Included in the study were 33 heading horses, 34 heeling horses, 35 tie-down horses, 9 steer wrestling horses and 45 barrel racing horses.

Most of the horses in the study were Quarter Horses, but horses of other breeds or crosses were included if they met the selection criteria.

To determine the bloodlines and the importance of the contribution of their ancestors, a 5 generation pedigree was generated and analysed for each of the rodeo horses.

To appraise current sire and mare lines, two generation pedigrees of each horse were also examined and evaluated.

As well as assessing the bloodlines of all the horses as a group, the horses were evaluated in 5 events, heading, heeling, tie-down roping, steer wrestling and barrel racing, to determine the significance of the respective bloodlines in each and compare the contribution of their bloodlines in each of the disciplines.

Through a specially designed computer program, the pedigree data for each horse was analysed.

Some of the  questions  being investigated include:

- Which horses are the most successful timed event rodeo horses of the last 15 to 20 years?

- Are there specific sire lines that are superior producers of rodeo timed-event horses? 

 -What sire lines are they and how significant are these sires?

- Are there specific female lines producing superior competition horses?

- Are some sire or mare lines more influential and more important in particular events?

- What is the Thoroughbred influence in the timed event horses and are certain Thoroughbred sire lines more prominent?
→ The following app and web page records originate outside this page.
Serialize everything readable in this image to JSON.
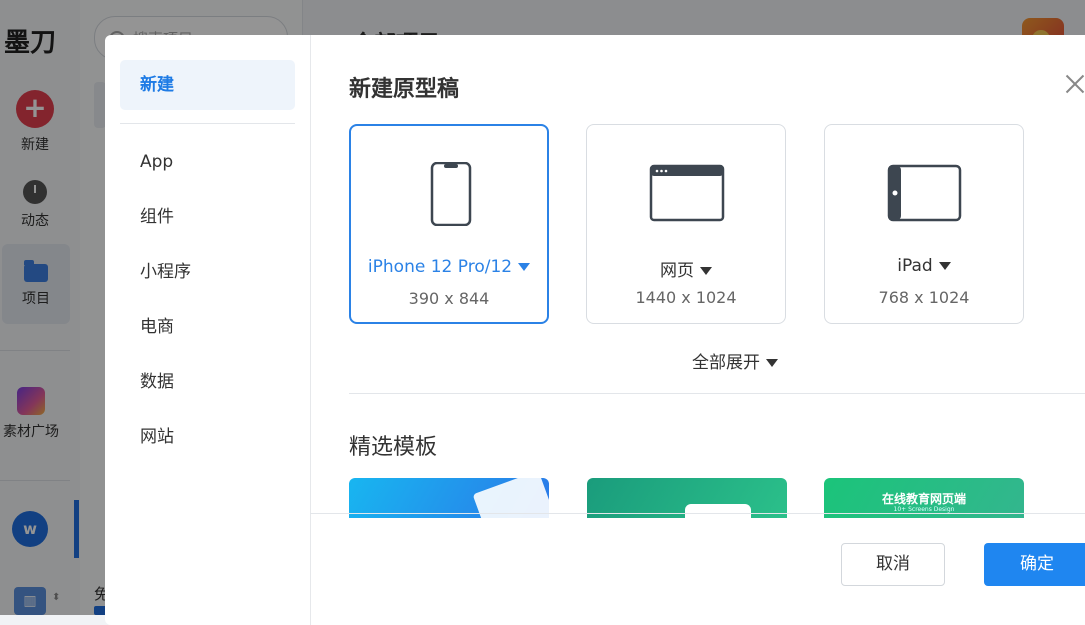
{
  "app": {
    "logo": "墨刀",
    "rail": {
      "new_label": "新建",
      "activity_label": "动态",
      "projects_label": "项目",
      "materials_label": "素材广场"
    },
    "avatar_initial": "w",
    "search_placeholder": "搜索项目",
    "main_title": "全部项目",
    "bottom_peek": "免"
  },
  "modal": {
    "side": {
      "new_label": "新建",
      "items": [
        "App",
        "组件",
        "小程序",
        "电商",
        "数据",
        "网站"
      ]
    },
    "title": "新建原型稿",
    "devices": [
      {
        "name": "iPhone 12 Pro/12",
        "size": "390 x 844",
        "icon": "phone-icon",
        "selected": true
      },
      {
        "name": "网页",
        "size": "1440 x 1024",
        "icon": "browser-window-icon",
        "selected": false
      },
      {
        "name": "iPad",
        "size": "768 x 1024",
        "icon": "tablet-icon",
        "selected": false
      }
    ],
    "expand_all": "全部展开",
    "templates_title": "精选模板",
    "templates": [
      {
        "title": ""
      },
      {
        "title": ""
      },
      {
        "title": "在线教育网页端",
        "subtitle": "10+ Screens Design"
      }
    ],
    "cancel": "取消",
    "confirm": "确定"
  },
  "colors": {
    "accent": "#1f86f0",
    "selected_border": "#2b82e6",
    "brand_red": "#e23f4e"
  }
}
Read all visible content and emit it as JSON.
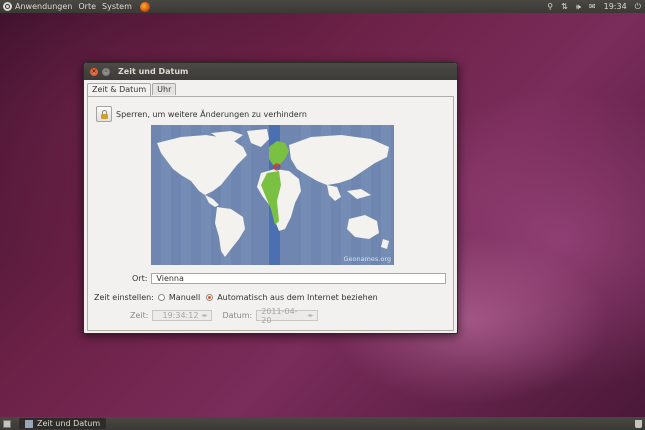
{
  "top_panel": {
    "menus": [
      "Anwendungen",
      "Orte",
      "System"
    ],
    "clock": "19:34"
  },
  "window": {
    "title": "Zeit und Datum",
    "tabs": [
      {
        "label": "Zeit & Datum",
        "active": true
      },
      {
        "label": "Uhr",
        "active": false
      }
    ],
    "lock_label": "Sperren, um weitere Änderungen zu verhindern",
    "map_credit": "Geonames.org",
    "location_label": "Ort:",
    "location_value": "Vienna",
    "set_time_label": "Zeit einstellen:",
    "radio_manual": "Manuell",
    "radio_auto": "Automatisch aus dem Internet beziehen",
    "selected_mode": "auto",
    "time_label": "Zeit:",
    "time_value": "19:34:12",
    "date_label": "Datum:",
    "date_value": "2011-04-20"
  },
  "bottom_panel": {
    "task_label": "Zeit und Datum"
  },
  "colors": {
    "accent": "#e05a1e",
    "panel": "#3c3b37",
    "map_ocean": "#6f87b0",
    "timezone_highlight": "#7ac043"
  }
}
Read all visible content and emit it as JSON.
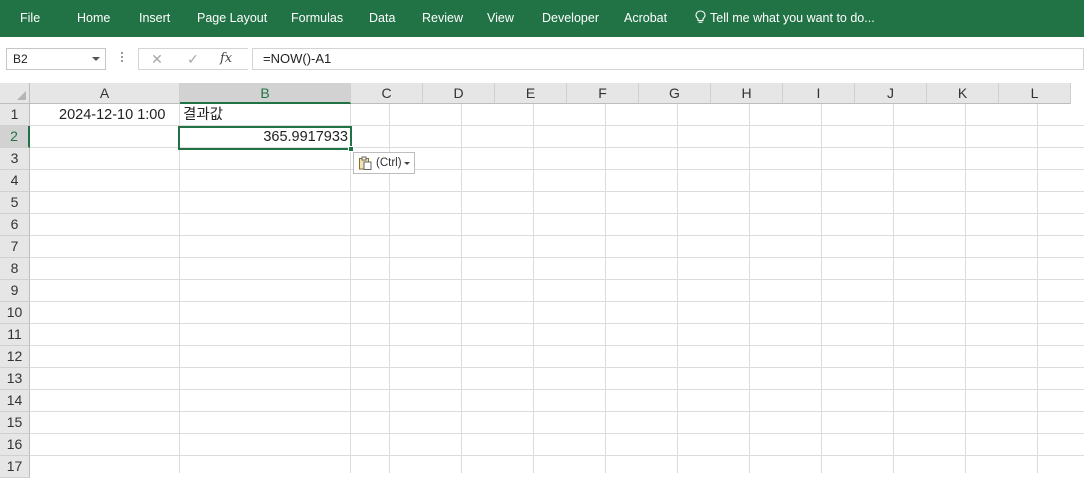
{
  "ribbon": {
    "tabs": [
      "File",
      "Home",
      "Insert",
      "Page Layout",
      "Formulas",
      "Data",
      "Review",
      "View",
      "Developer",
      "Acrobat"
    ],
    "tell_me": "Tell me what you want to do..."
  },
  "formula_bar": {
    "name_box": "B2",
    "cancel_glyph": "✕",
    "enter_glyph": "✓",
    "fx_label": "fx",
    "formula": "=NOW()-A1"
  },
  "sheet": {
    "columns": [
      "A",
      "B",
      "C",
      "D",
      "E",
      "F",
      "G",
      "H",
      "I",
      "J",
      "K",
      "L"
    ],
    "rows": [
      "1",
      "2",
      "3",
      "4",
      "5",
      "6",
      "7",
      "8",
      "9",
      "10",
      "11",
      "12",
      "13",
      "14",
      "15",
      "16",
      "17"
    ],
    "cells": {
      "A1": "2024-12-10 1:00",
      "B1": "결과값",
      "B2": "365.9917933"
    },
    "active_cell": "B2",
    "active_column": "B",
    "active_row": "2"
  },
  "paste_options": {
    "label": "(Ctrl)"
  },
  "colors": {
    "ribbon": "#217346",
    "selection": "#217346"
  }
}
- Are there specific sire line crosses that are more successfully productive and more important to the sport of rodeo?

 We have identified and examined the six leading sire lines found in today`s rodeo horses based on the 5 generation pedigrees of the competition horses.  These foundation sires include Three Bars xx, Leo, Top Deck xx, King, Driftwood and the Hancock Line. (xx denotes Thoroughbred )

Detailed information about these lines can be found under the appropriate link on the Articles page.

To determine the leading bloodlines, stallions and mares were ranked by the number of times they appear in the pedigrees of the horses that were in the study. Individual stallions and mares were ranked, not only in all events combined, but also in each of the five individual events allowing evaluation of their overall importance.

This allows us to compare the importance of individual horses found in the pedigrees of each event.

Mare families are often neglected in horse breeding. More emphasis is usually placed on the sire lines.

This is because a stallion has the ability to sire several hundred foals in his lifetime while mares producing more than 15 foals in their career are a rarity.

We examine the mare lines as well as the tail-female lines to determine which significant mare families exist in top rodeo mounts.

The tail-female line is the bottom line of a pedigree. It is the dam, 2nd dam, 3rd dam, 4th and beyond.

It is often the weakest part of any pedigree.

Finding a duplication of female ancestors in this portion of the pedigree can help to identify a significant female line.

Genetically, the female line is important in passing on certain genes found on the female chromosome, the X chromosome. The X chromosome is larger than the male Y chromosome and because of the size has more room to store genetic input.

The X Factor, the 'large heart factor', is a genetic trait passed on the X chromosome. It is responsible for a large heart in horses which has been shown to be directly proportional to increased athletic ability.

Also passed solely through the female is Mitochondrial DNA.

Identification of the X Factor and Mitochondrial DNA has created important genetic advancements that have been implemented in horse breeding and might well be further researched by those who are interested.

In the study, we also look for the existence of  'Blue Hen' mares.

Blue Hen mares are those females who are prolific producers and have contributed significantly to the sport through their foals and their offspring. A mare may be deemed 'Blue Hen' through her daughters and their offspring or through her sons and their offspring.

In subsequent articles we will continue to focus on factors that determine the most important families in the breeding of rodeo horses.